§ INSTRUCTIONS TO FOLLOW:
With no images included, output each entry below exactly as it appears.

Excerpts from a dataset
● ● ● ● ● ● ●
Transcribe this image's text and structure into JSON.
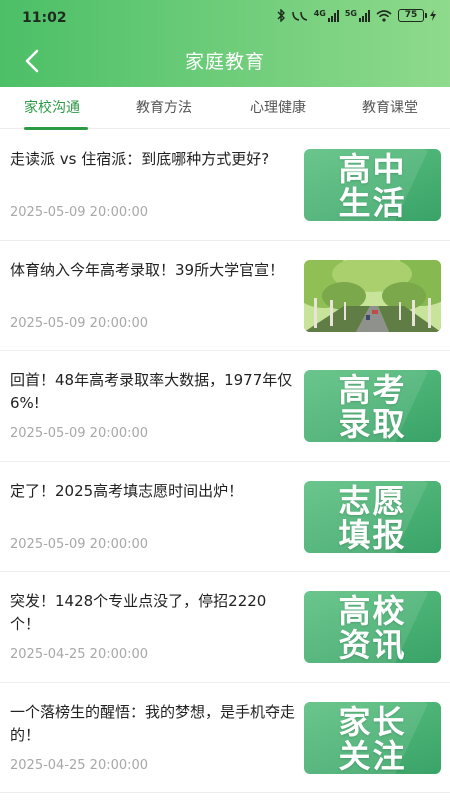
{
  "status_bar": {
    "time": "11:02",
    "net1": "4G",
    "net2": "5G",
    "battery": "75"
  },
  "header": {
    "title": "家庭教育",
    "colors": {
      "start": "#4cbf67",
      "end": "#8fda8c"
    }
  },
  "tabs": [
    {
      "label": "家校沟通",
      "active": true
    },
    {
      "label": "教育方法",
      "active": false
    },
    {
      "label": "心理健康",
      "active": false
    },
    {
      "label": "教育课堂",
      "active": false
    }
  ],
  "articles": [
    {
      "title": "走读派 vs 住宿派：到底哪种方式更好?",
      "date": "2025-05-09 20:00:00",
      "thumb": {
        "type": "text",
        "line1": "高中",
        "line2": "生活"
      }
    },
    {
      "title": "体育纳入今年高考录取！39所大学官宣！",
      "date": "2025-05-09 20:00:00",
      "thumb": {
        "type": "photo",
        "subject": "tree-lined-road"
      }
    },
    {
      "title": "回首！48年高考录取率大数据，1977年仅6%!",
      "date": "2025-05-09 20:00:00",
      "thumb": {
        "type": "text",
        "line1": "高考",
        "line2": "录取"
      }
    },
    {
      "title": "定了！2025高考填志愿时间出炉！",
      "date": "2025-05-09 20:00:00",
      "thumb": {
        "type": "text",
        "line1": "志愿",
        "line2": "填报"
      }
    },
    {
      "title": "突发！1428个专业点没了，停招2220个！",
      "date": "2025-04-25 20:00:00",
      "thumb": {
        "type": "text",
        "line1": "高校",
        "line2": "资讯"
      }
    },
    {
      "title": "一个落榜生的醒悟：我的梦想，是手机夺走的！",
      "date": "2025-04-25 20:00:00",
      "thumb": {
        "type": "text",
        "line1": "家长",
        "line2": "关注"
      }
    }
  ],
  "accent_color": "#2d9a46"
}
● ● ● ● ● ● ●
§ EXERCISE RESPONSE:
Transcribe this image's text and structure into JSON.
{
  "status_bar": {
    "time": "11:02",
    "net1": "4G",
    "net2": "5G",
    "battery": "75"
  },
  "header": {
    "title": "家庭教育",
    "colors": {
      "start": "#4cbf67",
      "end": "#8fda8c"
    }
  },
  "tabs": [
    {
      "label": "家校沟通",
      "active": true
    },
    {
      "label": "教育方法",
      "active": false
    },
    {
      "label": "心理健康",
      "active": false
    },
    {
      "label": "教育课堂",
      "active": false
    }
  ],
  "articles": [
    {
      "title": "走读派 vs 住宿派：到底哪种方式更好?",
      "date": "2025-05-09 20:00:00",
      "thumb": {
        "type": "text",
        "line1": "高中",
        "line2": "生活"
      }
    },
    {
      "title": "体育纳入今年高考录取！39所大学官宣！",
      "date": "2025-05-09 20:00:00",
      "thumb": {
        "type": "photo",
        "subject": "tree-lined-road"
      }
    },
    {
      "title": "回首！48年高考录取率大数据，1977年仅6%!",
      "date": "2025-05-09 20:00:00",
      "thumb": {
        "type": "text",
        "line1": "高考",
        "line2": "录取"
      }
    },
    {
      "title": "定了！2025高考填志愿时间出炉！",
      "date": "2025-05-09 20:00:00",
      "thumb": {
        "type": "text",
        "line1": "志愿",
        "line2": "填报"
      }
    },
    {
      "title": "突发！1428个专业点没了，停招2220个！",
      "date": "2025-04-25 20:00:00",
      "thumb": {
        "type": "text",
        "line1": "高校",
        "line2": "资讯"
      }
    },
    {
      "title": "一个落榜生的醒悟：我的梦想，是手机夺走的！",
      "date": "2025-04-25 20:00:00",
      "thumb": {
        "type": "text",
        "line1": "家长",
        "line2": "关注"
      }
    }
  ],
  "accent_color": "#2d9a46"
}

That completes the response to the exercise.